Co-Products: In response to comments received, we included corn oil fractionation and extraction as a potential source of renewable fuels for this final rulemaking. Based on research of various corn ethanol plant technologies, corn oil as a co-product from dry mill corn ethanol plants can be used as an additional biodiesel feedstock source (see Section VII.A.2 for additional information). Dry mill corn ethanol plants have two different technological methods to withdraw corn oil during the ethanol production process. The fractionation process withdraws corn oil before the production of the DGS co-product. The resulting product is food-grade corn oil. The extraction process withdraws corn oil after the production of the DGS co-product, resulting in corn oil that is only suitable for use as a biodiesel feedstock.

Based on cost projections outlined in Section VII.A, it is estimated that by 2022, 70% of dry mill ethanol plants will conduct extraction, 20% will conduct fractionation, and that 10% will choose to do neither. These parameters have been incorporated into the FASOM and FAPRI-CARD models for the final rulemaking analysis, allowing for corn oil from extraction as a major biodiesel feedstock.

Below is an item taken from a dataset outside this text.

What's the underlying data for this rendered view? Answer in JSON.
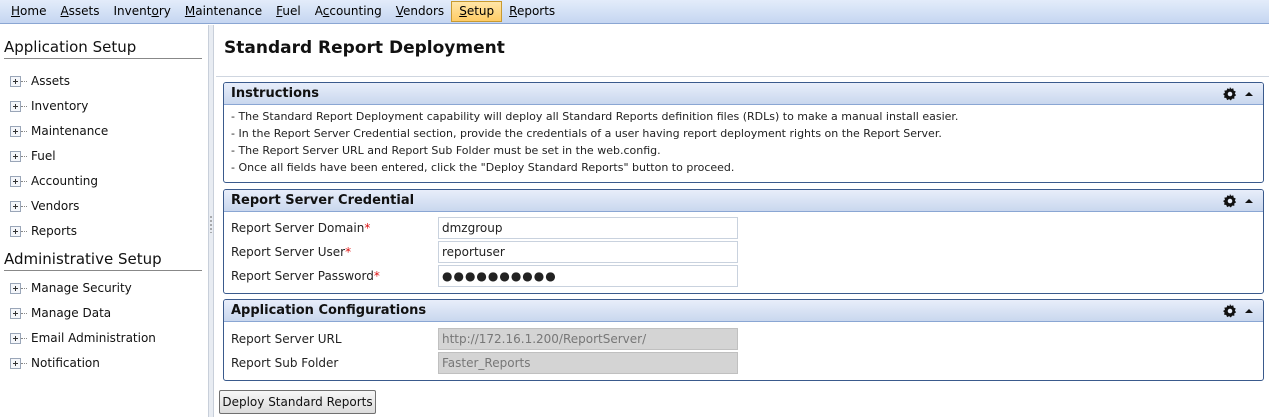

Glycerin is a co-product of biodiesel production. Our proposal analysis did not assume any credit for this glycerin product. The assumption for the proposal was that by 2022 the market for glycerin would be saturated due to the large increase in biodiesel production in both the US and abroad and the glycerin would therefore be a waste product. We received a number of comments that we should be factoring in a co-product credit for glycerin as there would be some valuable use for this product in the market. Based on these comments we have included for the final rule analysis that glycerin would displace residual oil as a fuel source on an energy equivalent basis. This is based on the assumption that the glycerin market would still be saturated in 2022 and that glycerin produced from biodiesel would not displace any additional petroleum glycerin production. However, the biodiesel glycerin would not be a waste and a low value use would be to use the glycerin as a fuel source. The fuel source assumed to be replaced by the glycerin is residual oil. This inclusion of a co-product credit for glycerin reduces the overall GHG impact of biodiesel compared to the proposal analysis.

e. Fuel Transportation

For the proposed rule, we estimated the GHG impacts associated with the transportation and distribution of domestic and imported ethanol and biomass-based diesel using GREET defaults. We have upgraded to the most recent version of GREET (Version 1.8c) for our transportation analysis in the final rule. [178] We made several other updates to the method we utilized in the proposed rule. These updates are described here and in more detail in Chapter 2 of the RIA.

In the proposal, we noted our intention to incorporate the results of a recent study by Oak Ridge National Laboratory (ORNL) into our transportation analysis for the final rule. The ORNL study models the transportation of ethanol from refineries or import facilities to the petroleum blending terminals by domestic truck, marine, and rail distribution systems. We used ORNL's transportation projections for 2022 under the EISA policy scenario to update our estimates of the GHG impacts associated with the transportation of corn, cellulosic, and sugarcane ethanol. Since the study did not address the distribution of ethanol from petroleum blending terminals to refueling stations, we continu